January A legal notice appeared in the Bellingham Herald stating Whatcom County issued a Mitigated Determination of Non-Significance (MDNS) for a SEPA checklist that would permit the construction of a road by Vineyard Development requiring the removal of approximately 11 acres of watershed forest. Public comments were sought. The MDNS was withdrawn after the public comment period, and is being appealed by the City of Bellingham.David Stalheim, head of Whatcom County Planning & Development Services asked the County Council for direction on the Rural Forestry Ordinance in a memo dated January15, 2009. Mr. Stalheim informed the Council there are no funds available to pay a consultant as previously approved, and his staff does not have the resources to do this work before the interim ordinance comes up for renewal again this May.The minutes from the January 27, 2008 County Council meeting minutes page 10, item 10 under the heading Report on Committee Review and Recommendations to Council Regarding Direction on Rural Forest Cluster Ordinance (AB2009-089) reads: “Caskey-Schreiber reported for the Planning and Development Committee and stated the committee directed staff to make the interim ordinance permanent. Staff will prepare a permanent ordinance.” This is not as definitive as it sounds.

County Councilor Barbara Brenner explained in an e-mail that the permanent ordinance will go to the Planning Commission first.
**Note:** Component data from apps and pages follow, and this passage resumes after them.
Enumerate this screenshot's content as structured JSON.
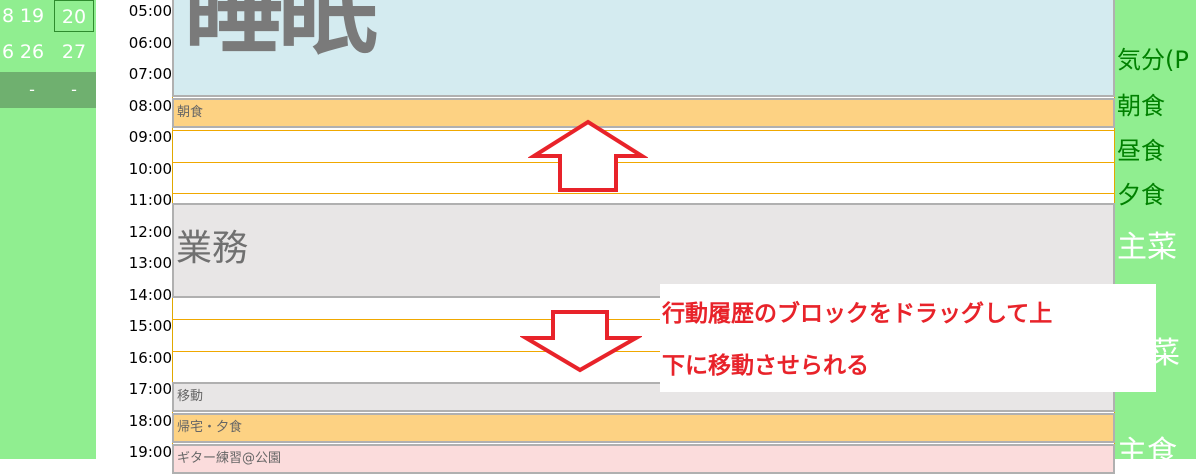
{
  "calendar": {
    "row1": [
      "8",
      "19",
      "20"
    ],
    "row2": [
      "6",
      "26",
      "27"
    ],
    "dashes": [
      "-",
      "-"
    ]
  },
  "times": [
    "05:00",
    "06:00",
    "07:00",
    "08:00",
    "09:00",
    "10:00",
    "11:00",
    "12:00",
    "13:00",
    "14:00",
    "15:00",
    "16:00",
    "17:00",
    "18:00",
    "19:00"
  ],
  "blocks": {
    "sleep_label": "睡眠",
    "breakfast": "朝食",
    "work": "業務",
    "move": "移動",
    "home_dinner": "帰宅・夕食",
    "guitar": "ギター練習@公園"
  },
  "right_panel": {
    "mood": "気分(P",
    "breakfast": "朝食",
    "lunch": "昼食",
    "dinner": "夕食",
    "main_dish1": "主菜",
    "side_dish": "菜",
    "staple": "主食"
  },
  "annotation": {
    "line1": "行動履歴のブロックをドラッグして上",
    "line2": "下に移動させられる"
  },
  "colors": {
    "sidebar": "#90ee90",
    "sleep": "#d4ebf0",
    "meal": "#fdd283",
    "work": "#e8e6e6",
    "guitar": "#fbdcdc",
    "arrow": "#e8232a"
  }
}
The Planning Commission will send it to the Council with their recommendation: either for or against. If the Council disagrees with the Planning Commission’s recommendation, then they will have their own hearing. The Planning Commission did not support the ban last year.

May The County Council voted 6-1 (Crawford opposed) to adopt the ordinance that permanently removed the Lot Clustering Provision from Whatcom County Code 20.42, Rural Forestry District. Squalicum Mountain and all areas zoned Rural Forestry throughout Whatcom County are no longer available for clustered developments.